“I can generally jump into a good mood,” he says. “It’s sad, but I do have this mask. Look, I’m up and I’m in a chatty mood, but had this interview not happened, I wouldn’t necessarily be in the spirit that I am. There is something twofold about the mask: perhaps it’s disingenuous, but it also opens you up to experiences you might not otherwise have. As long as I acknowledge that I can put myself in a mindset to suit my surroundings, then it’s not so scummy.
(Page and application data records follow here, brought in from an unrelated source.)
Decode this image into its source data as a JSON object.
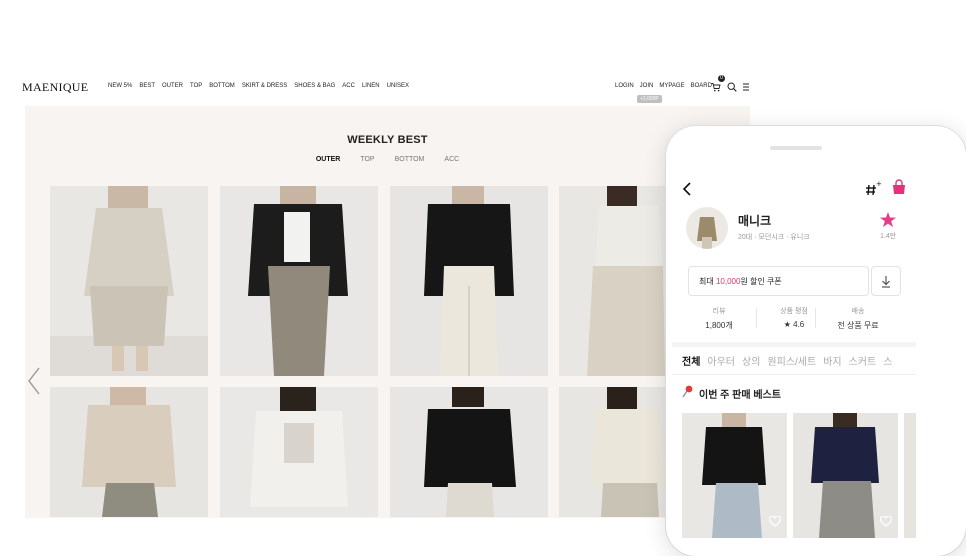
{
  "site": {
    "logo": "MAENIQUE",
    "menu": [
      "NEW 5%",
      "BEST",
      "OUTER",
      "TOP",
      "BOTTOM",
      "SKIRT & DRESS",
      "SHOES & BAG",
      "ACC",
      "LINEN",
      "UNISEX"
    ],
    "util": [
      "LOGIN",
      "JOIN",
      "MYPAGE",
      "BOARD"
    ],
    "join_coupon": "+2,000P",
    "cart_count": "0"
  },
  "hero": {
    "title": "WEEKLY BEST",
    "tabs": [
      "OUTER",
      "TOP",
      "BOTTOM",
      "ACC"
    ]
  },
  "app": {
    "shop_name": "매니크",
    "shop_tags": "20대 · 모던시크 · 유니크",
    "fav_count": "1.4만",
    "coupon": {
      "prefix": "최대 ",
      "amount": "10,000",
      "suffix": "원 할인 쿠폰"
    },
    "stats": [
      {
        "label": "리뷰",
        "value": "1,800개"
      },
      {
        "label": "상품 평점",
        "value": "★ 4.6"
      },
      {
        "label": "배송",
        "value": "전 상품 무료"
      }
    ],
    "categories": [
      "전체",
      "아우터",
      "상의",
      "원피스/세트",
      "바지",
      "스커트",
      "스"
    ],
    "best_title": "이번 주 판매 베스트"
  },
  "colors": {
    "accent_pink": "#e3337c",
    "hero_bg": "#f7f4f2"
  }
}
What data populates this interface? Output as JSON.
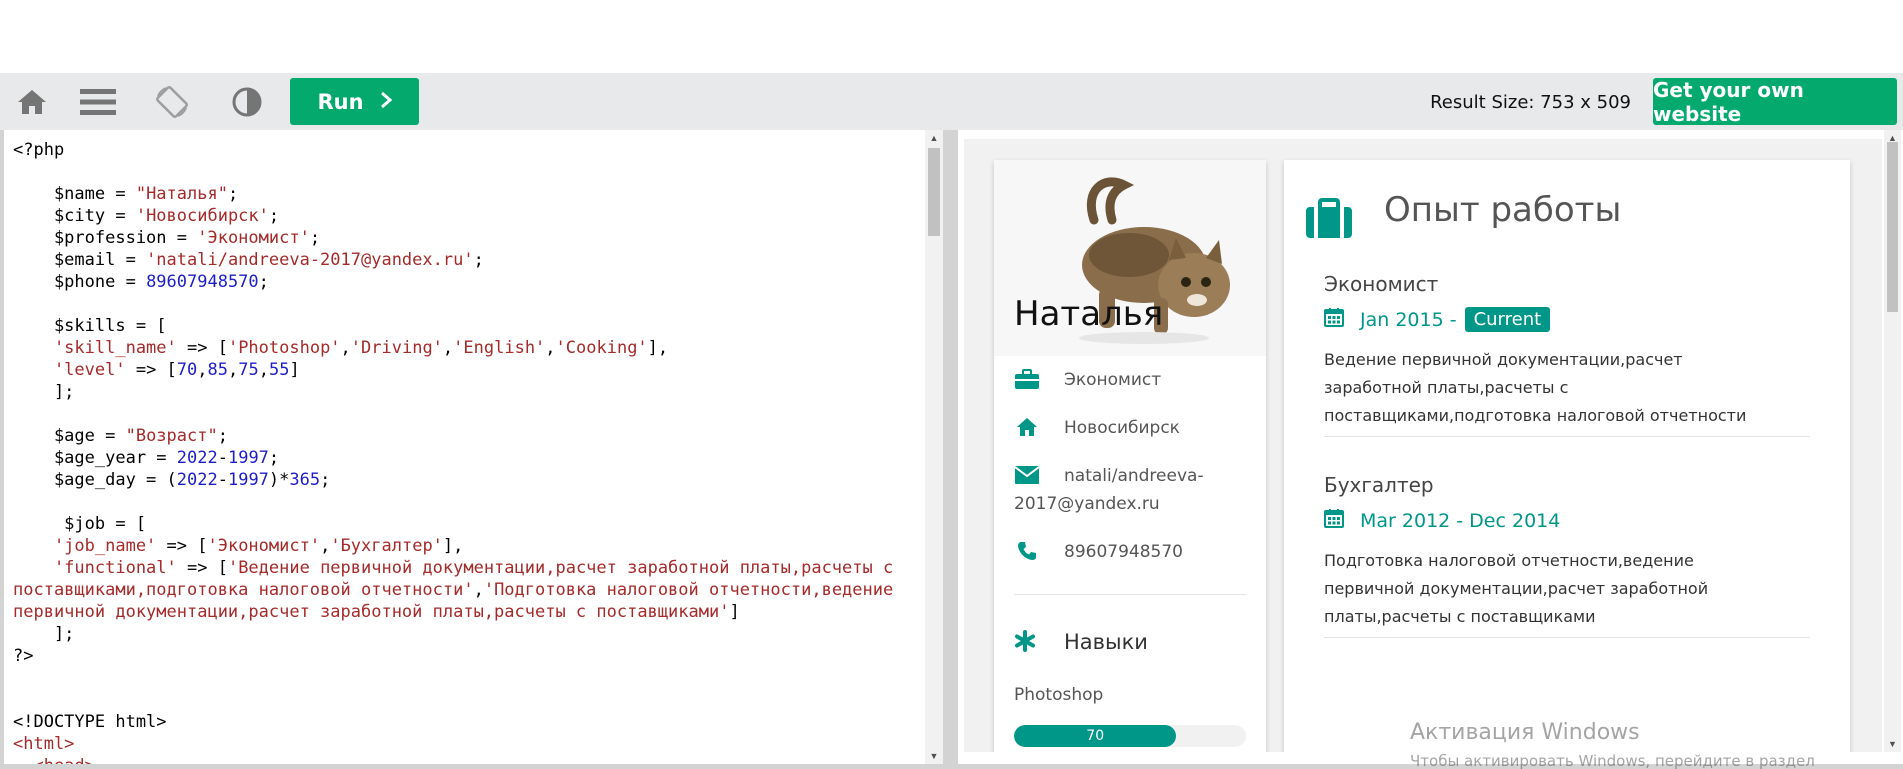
{
  "toolbar": {
    "home_icon": "home-icon",
    "menu_icon": "menu-icon",
    "rotate_icon": "rotate-icon",
    "theme_icon": "contrast-icon",
    "run_label": "Run",
    "result_size": "Result Size: 753 x 509",
    "own_website_label": "Get your own website"
  },
  "code_lines": [
    [
      [
        "v",
        "<?php"
      ]
    ],
    [],
    [
      [
        "v",
        "    $name = "
      ],
      [
        "s",
        "\"Наталья\""
      ],
      [
        "v",
        ";"
      ]
    ],
    [
      [
        "v",
        "    $city = "
      ],
      [
        "s",
        "'Новосибирск'"
      ],
      [
        "v",
        ";"
      ]
    ],
    [
      [
        "v",
        "    $profession = "
      ],
      [
        "s",
        "'Экономист'"
      ],
      [
        "v",
        ";"
      ]
    ],
    [
      [
        "v",
        "    $email = "
      ],
      [
        "s",
        "'natali/andreeva-2017@yandex.ru'"
      ],
      [
        "v",
        ";"
      ]
    ],
    [
      [
        "v",
        "    $phone = "
      ],
      [
        "n",
        "89607948570"
      ],
      [
        "v",
        ";"
      ]
    ],
    [],
    [
      [
        "v",
        "    $skills = ["
      ]
    ],
    [
      [
        "s",
        "    'skill_name'"
      ],
      [
        "v",
        " => ["
      ],
      [
        "s",
        "'Photoshop'"
      ],
      [
        "v",
        ","
      ],
      [
        "s",
        "'Driving'"
      ],
      [
        "v",
        ","
      ],
      [
        "s",
        "'English'"
      ],
      [
        "v",
        ","
      ],
      [
        "s",
        "'Cooking'"
      ],
      [
        "v",
        "],"
      ]
    ],
    [
      [
        "s",
        "    'level'"
      ],
      [
        "v",
        " => ["
      ],
      [
        "n",
        "70"
      ],
      [
        "v",
        ","
      ],
      [
        "n",
        "85"
      ],
      [
        "v",
        ","
      ],
      [
        "n",
        "75"
      ],
      [
        "v",
        ","
      ],
      [
        "n",
        "55"
      ],
      [
        "v",
        "]"
      ]
    ],
    [
      [
        "v",
        "    ];"
      ]
    ],
    [],
    [
      [
        "v",
        "    $age = "
      ],
      [
        "s",
        "\"Возраст\""
      ],
      [
        "v",
        ";"
      ]
    ],
    [
      [
        "v",
        "    $age_year = "
      ],
      [
        "n",
        "2022"
      ],
      [
        "v",
        "-"
      ],
      [
        "n",
        "1997"
      ],
      [
        "v",
        ";"
      ]
    ],
    [
      [
        "v",
        "    $age_day = ("
      ],
      [
        "n",
        "2022"
      ],
      [
        "v",
        "-"
      ],
      [
        "n",
        "1997"
      ],
      [
        "v",
        ")*"
      ],
      [
        "n",
        "365"
      ],
      [
        "v",
        ";"
      ]
    ],
    [],
    [
      [
        "v",
        "     $job = ["
      ]
    ],
    [
      [
        "s",
        "    'job_name'"
      ],
      [
        "v",
        " => ["
      ],
      [
        "s",
        "'Экономист'"
      ],
      [
        "v",
        ","
      ],
      [
        "s",
        "'Бухгалтер'"
      ],
      [
        "v",
        "],"
      ]
    ],
    [
      [
        "s",
        "    'functional'"
      ],
      [
        "v",
        " => ["
      ],
      [
        "s",
        "'Ведение первичной документации,расчет заработной платы,расчеты с"
      ]
    ],
    [
      [
        "s",
        "поставщиками,подготовка налоговой отчетности'"
      ],
      [
        "v",
        ","
      ],
      [
        "s",
        "'Подготовка налоговой отчетности,ведение"
      ]
    ],
    [
      [
        "s",
        "первичной документации,расчет заработной платы,расчеты с поставщиками'"
      ],
      [
        "v",
        "]"
      ]
    ],
    [
      [
        "v",
        "    ];"
      ]
    ],
    [
      [
        "v",
        "?>"
      ]
    ],
    [],
    [],
    [
      [
        "v",
        "<!DOCTYPE html>"
      ]
    ],
    [
      [
        "t",
        "<html>"
      ]
    ],
    [
      [
        "t",
        "  <head>"
      ]
    ]
  ],
  "resume": {
    "name": "Наталья",
    "profession": "Экономист",
    "city": "Новосибирск",
    "email_line1": "natali/andreeva-",
    "email_line2": "2017@yandex.ru",
    "phone": "89607948570",
    "skills_title": "Навыки",
    "skill_name": "Photoshop",
    "skill_level": 70,
    "skill_level_label": "70",
    "section_title": "Опыт работы",
    "jobs": [
      {
        "title": "Экономист",
        "date": "Jan 2015 -",
        "badge": "Current",
        "desc": "Ведение первичной документации,расчет заработной платы,расчеты с поставщиками,подготовка налоговой отчетности"
      },
      {
        "title": "Бухгалтер",
        "date": "Mar 2012 - Dec 2014",
        "desc": "Подготовка налоговой отчетности,ведение первичной документации,расчет заработной платы,расчеты с поставщиками"
      }
    ]
  },
  "watermark": {
    "title": "Активация Windows",
    "subtitle": "Чтобы активировать Windows, перейдите в раздел"
  },
  "colors": {
    "accent_green": "#04aa6d",
    "teal": "#009688",
    "toolbar_bg": "#e7e9eb"
  }
}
“It’s about measuring that dial and not blowing out the speakers. I mean look at him,” he says, pointing to my T-shirt, “look at Mercury. The more I find out about him, the more I understand that he was this master of when to dial it up. He was quite a reclusive individual, but he had his nights out – he liked to have a ‘boogie time’, as he called it.”
I’ll admit, I’d been sceptical about Malek’s casting as Mercury. That said, I’d been sceptical about anyone playing him. Mercury’s is as distinctive a face and character as you get. Yet, I’m beginning to see how this could work. They’re both of migrant African families. They’re both quiet men in loud jobs. Malek also appears self-conscious when he smiles a big smile, drawing his top lip over his teeth as soon as he realises a grin has escaped – particularly when the camera is pointed at him. A trait uncannily similar to Mercury.
Once we’re done, Malek walks towards a rack of Dior clothes that have been selected for our photoshoot. Summoning what I fear is the very last of his energy, he poses for the photographer in a series of outfits, gradually warming to the task. Literally. This is the autumn-winter collection – overcoats, chunky jumpers.
Finally, he appears in an all-scarlet velvet suit, with shirt to match. He looks sharp, but mischievous, like the Devil on a date. He’s beaming. He likes this a lot.
Boogie time? I ask.
“Boogie time!” he replies.
Mr Robot Season 3 is exclusively on Amazon Prime Video
Photography: Aingeru Zorita
Styling: Christian Stroble
Grooming: Amy Komorowski
Clothing: Dior Homme Winter 2017